Fifteen passengers were asked to get off Air New Zealand’s direct flight from New York to Auckland so it could avoid a stopover in Fiji, in yet another bow to the flagship service.
The airline said the decision – which made the aircraft lighter and increased its range – was because of “unusually strong” headwinds forecast on the route.
Critics have suggested the 787-9’s range simply isn’t long enough to accommodate the 16 or 17-hour flight if unforeseen events cause it to have to slightly change its route.
Air New Zealand said in response to the new issue that the weather forecast was “outside of the usual forecasting” and “more extreme” than found in its 12 months of modelling conducted prior to its launch.
The 15 customers, who volunteered, were moved to alternative flights.
“We want to thank our customers for their patience and understanding while we work through this exceptional weather pattern,” said the airline.
The 787-9, ZK-NZQ, eventually departed New York at 9:49pm on 26 September as flight NZ1 and landed in Auckland at 7:30am on Tuesday morning.
The distance issues come because the 787-9s have a traditional range of 14,010km, far shorter than the A350-1000s that Qantas will eventually use to fly Project Sunrise flights to New York and London, which can travel for near 18,000km.
The embarrassing issues come despite Air New Zealand launching the service with great fanfare and designating it the prestigious ‘NZ1’ flight number for its 17-hour flight from New York to Auckland, and NZ2 for the 16-hour reverse.
“As one of the world’s greatest cities, Air New Zealand is proud to add the Big Apple to its list of 29 international destinations,” said Foran.
“By adding greater access to the East Coast of the US, we’re connecting our North American customers to the possibilities of 20 destinations within New Zealand as well as the Pacific and Australia, all within easy reach. This is terrific for our customers.”
The carrier will soon serve seven destinations in North America: Chicago (from 31 October), Honolulu, Houston, Los Angeles, San Francisco, Vancouver, and New York City.
Qantas is planning a similar service to the Big Apple from Australia via Auckland using the same 787-9s from 14 June next year.
However, the Flying Kangaroo pointed to an earlier statement that the aircraft it ordered would be designed “with more room and fewer seats than most of our competitors”. It said the Dreamliner cabins are “well suited to longer international flights”.

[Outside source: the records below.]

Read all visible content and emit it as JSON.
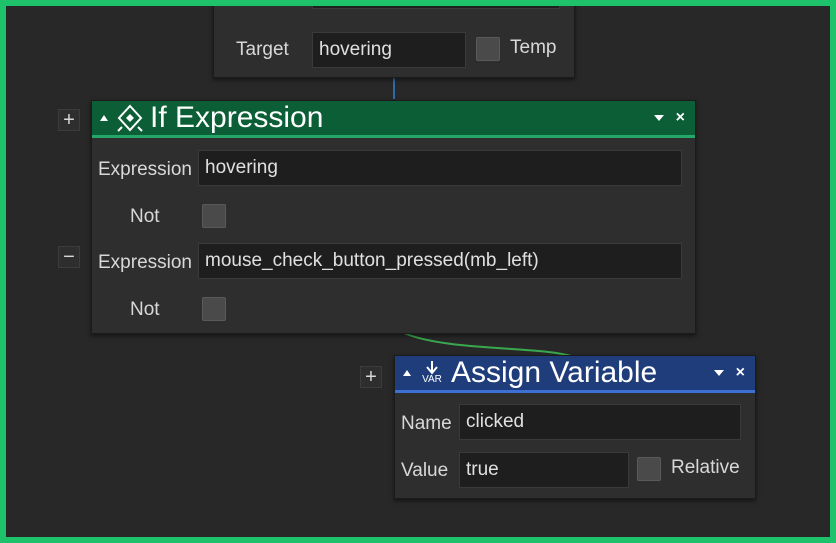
{
  "top_node": {
    "target_label": "Target",
    "target_value": "hovering",
    "temp_label": "Temp"
  },
  "if_node": {
    "title": "If Expression",
    "icon": "if-expression-icon",
    "header_color": "#0b5e35",
    "conditions": [
      {
        "expression_label": "Expression",
        "expression_value": "hovering",
        "not_label": "Not"
      },
      {
        "expression_label": "Expression",
        "expression_value": "mouse_check_button_pressed(mb_left)",
        "not_label": "Not"
      }
    ],
    "add_button": "+",
    "remove_button": "−"
  },
  "assign_node": {
    "title": "Assign Variable",
    "icon": "var-icon",
    "icon_text": "VAR",
    "header_color": "#1e3d7a",
    "name_label": "Name",
    "name_value": "clicked",
    "value_label": "Value",
    "value_value": "true",
    "relative_label": "Relative",
    "add_button": "+"
  }
}
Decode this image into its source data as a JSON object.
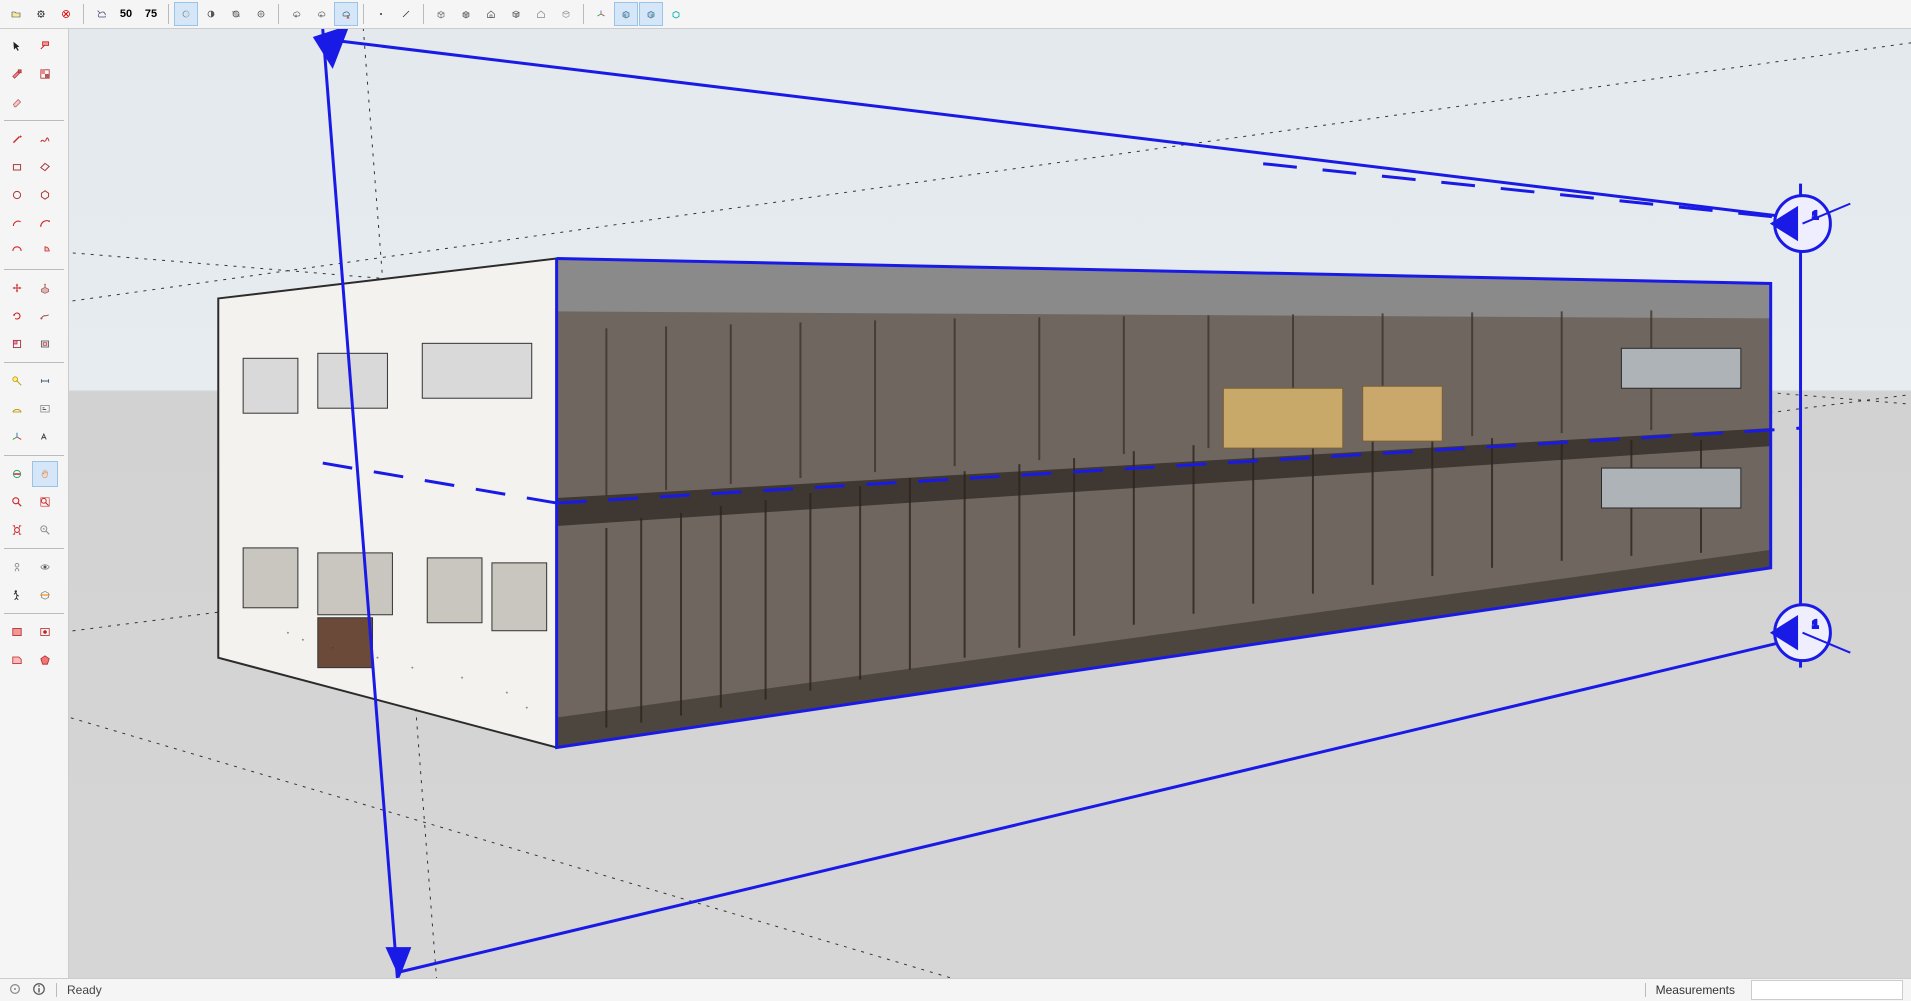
{
  "top_toolbar": {
    "groups": [
      [
        {
          "name": "open-icon",
          "title": "Open"
        },
        {
          "name": "settings-icon",
          "title": "Settings"
        },
        {
          "name": "close-red-icon",
          "title": "Close"
        }
      ],
      [
        {
          "name": "cloud-tag-icon",
          "title": "Tag"
        },
        {
          "name": "density-50-icon",
          "title": "50",
          "text": "50"
        },
        {
          "name": "density-75-icon",
          "title": "75",
          "text": "75"
        }
      ],
      [
        {
          "name": "shading-simple-icon",
          "title": "Shaded",
          "active": true
        },
        {
          "name": "shading-half-icon",
          "title": "Shaded Textures"
        },
        {
          "name": "shading-hatched-icon",
          "title": "Hidden Line"
        },
        {
          "name": "shading-lines-icon",
          "title": "Wireframe"
        }
      ],
      [
        {
          "name": "cloud-down-icon",
          "title": "Cloud Down"
        },
        {
          "name": "cloud-up-icon",
          "title": "Cloud Up"
        },
        {
          "name": "cloud-person-icon",
          "title": "Cloud User",
          "active": true
        }
      ],
      [
        {
          "name": "point-icon",
          "title": "Point"
        },
        {
          "name": "line-icon",
          "title": "Line"
        }
      ],
      [
        {
          "name": "box-wire-icon",
          "title": "Box"
        },
        {
          "name": "box-solid-icon",
          "title": "Solid"
        },
        {
          "name": "house-icon",
          "title": "Home"
        },
        {
          "name": "box-open-icon",
          "title": "Open Box"
        },
        {
          "name": "house-outline-icon",
          "title": "Outline Home"
        },
        {
          "name": "box-open2-icon",
          "title": "Open Box 2"
        }
      ],
      [
        {
          "name": "axis-icon",
          "title": "Axes"
        },
        {
          "name": "cube-left-icon",
          "title": "View L",
          "active": true
        },
        {
          "name": "cube-right-icon",
          "title": "View R",
          "active": true
        },
        {
          "name": "cube-teal-icon",
          "title": "View Iso"
        }
      ]
    ]
  },
  "left_toolbar_rows": [
    [
      {
        "n": "select-arrow-icon",
        "t": "Select"
      },
      {
        "n": "tape-red-icon",
        "t": "Tape"
      }
    ],
    [
      {
        "n": "paint-icon",
        "t": "Paint"
      },
      {
        "n": "swatch-icon",
        "t": "Material"
      }
    ],
    [
      {
        "n": "eraser-icon",
        "t": "Eraser"
      },
      {
        "n": "blank",
        "t": ""
      }
    ],
    "sep",
    [
      {
        "n": "pencil-icon",
        "t": "Line"
      },
      {
        "n": "freehand-icon",
        "t": "Freehand"
      }
    ],
    [
      {
        "n": "rect-icon",
        "t": "Rectangle"
      },
      {
        "n": "rect-rot-icon",
        "t": "Rotated Rect"
      }
    ],
    [
      {
        "n": "circle-icon",
        "t": "Circle"
      },
      {
        "n": "polygon-icon",
        "t": "Polygon"
      }
    ],
    [
      {
        "n": "arc-icon",
        "t": "Arc"
      },
      {
        "n": "arc2-icon",
        "t": "2pt Arc"
      }
    ],
    [
      {
        "n": "arc3-icon",
        "t": "3pt Arc"
      },
      {
        "n": "pie-icon",
        "t": "Pie"
      }
    ],
    "sep",
    [
      {
        "n": "move-icon",
        "t": "Move"
      },
      {
        "n": "pushpull-icon",
        "t": "PushPull"
      }
    ],
    [
      {
        "n": "rotate-icon",
        "t": "Rotate"
      },
      {
        "n": "followme-icon",
        "t": "FollowMe"
      }
    ],
    [
      {
        "n": "scale-icon",
        "t": "Scale"
      },
      {
        "n": "offset-icon",
        "t": "Offset"
      }
    ],
    "sep",
    [
      {
        "n": "tape-measure-icon",
        "t": "TapeMeasure"
      },
      {
        "n": "dimension-icon",
        "t": "Dimension"
      }
    ],
    [
      {
        "n": "protractor-icon",
        "t": "Protractor"
      },
      {
        "n": "text-icon",
        "t": "Text"
      }
    ],
    [
      {
        "n": "axes-tool-icon",
        "t": "Axes"
      },
      {
        "n": "3dtext-icon",
        "t": "3DText"
      }
    ],
    "sep",
    [
      {
        "n": "orbit-icon",
        "t": "Orbit"
      },
      {
        "n": "pan-icon",
        "t": "Pan",
        "active": true
      }
    ],
    [
      {
        "n": "zoom-icon",
        "t": "Zoom"
      },
      {
        "n": "zoom-window-icon",
        "t": "ZoomWindow"
      }
    ],
    [
      {
        "n": "zoom-extents-icon",
        "t": "ZoomExtents"
      },
      {
        "n": "previous-icon",
        "t": "Previous"
      }
    ],
    "sep",
    [
      {
        "n": "position-camera-icon",
        "t": "PositionCam"
      },
      {
        "n": "look-around-icon",
        "t": "LookAround"
      }
    ],
    [
      {
        "n": "walk-icon",
        "t": "Walk"
      },
      {
        "n": "section-icon",
        "t": "Section"
      }
    ],
    "sep",
    [
      {
        "n": "extension1-icon",
        "t": "Ext1"
      },
      {
        "n": "extension2-icon",
        "t": "Ext2"
      }
    ],
    [
      {
        "n": "extension3-icon",
        "t": "Ext3"
      },
      {
        "n": "extension4-icon",
        "t": "Ext4"
      }
    ]
  ],
  "section_planes": {
    "plane_1_label": "1",
    "plane_2_label": "1"
  },
  "status": {
    "ready": "Ready",
    "measurements_label": "Measurements",
    "measurements_value": ""
  },
  "colors": {
    "section_blue": "#1a1ae6",
    "axis_gray": "#555"
  }
}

Qantas has also been using the same aircraft for its 15-hour flights from Perth to Rome.